Entries shown
........
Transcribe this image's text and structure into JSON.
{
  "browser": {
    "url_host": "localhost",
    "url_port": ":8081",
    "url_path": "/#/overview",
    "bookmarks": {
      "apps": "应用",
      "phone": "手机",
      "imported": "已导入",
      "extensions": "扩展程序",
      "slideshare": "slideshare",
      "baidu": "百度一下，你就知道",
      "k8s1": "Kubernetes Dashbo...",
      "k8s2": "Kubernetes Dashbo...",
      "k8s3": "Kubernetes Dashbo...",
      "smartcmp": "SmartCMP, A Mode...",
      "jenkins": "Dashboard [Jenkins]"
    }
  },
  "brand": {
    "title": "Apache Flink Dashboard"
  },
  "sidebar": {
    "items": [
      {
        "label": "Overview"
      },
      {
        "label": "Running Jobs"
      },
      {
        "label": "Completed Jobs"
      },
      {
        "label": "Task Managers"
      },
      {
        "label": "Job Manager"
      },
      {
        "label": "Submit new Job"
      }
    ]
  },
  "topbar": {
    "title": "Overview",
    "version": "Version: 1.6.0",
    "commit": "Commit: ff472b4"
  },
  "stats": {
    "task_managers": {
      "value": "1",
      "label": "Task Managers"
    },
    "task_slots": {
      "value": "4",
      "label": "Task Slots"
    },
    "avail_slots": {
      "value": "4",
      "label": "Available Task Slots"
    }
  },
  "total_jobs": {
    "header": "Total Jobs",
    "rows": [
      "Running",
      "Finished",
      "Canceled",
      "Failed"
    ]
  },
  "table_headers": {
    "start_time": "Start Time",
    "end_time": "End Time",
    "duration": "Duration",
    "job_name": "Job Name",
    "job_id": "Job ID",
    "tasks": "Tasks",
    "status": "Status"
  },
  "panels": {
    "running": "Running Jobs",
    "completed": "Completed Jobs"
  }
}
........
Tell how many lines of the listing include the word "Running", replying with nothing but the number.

Solution to this problem
3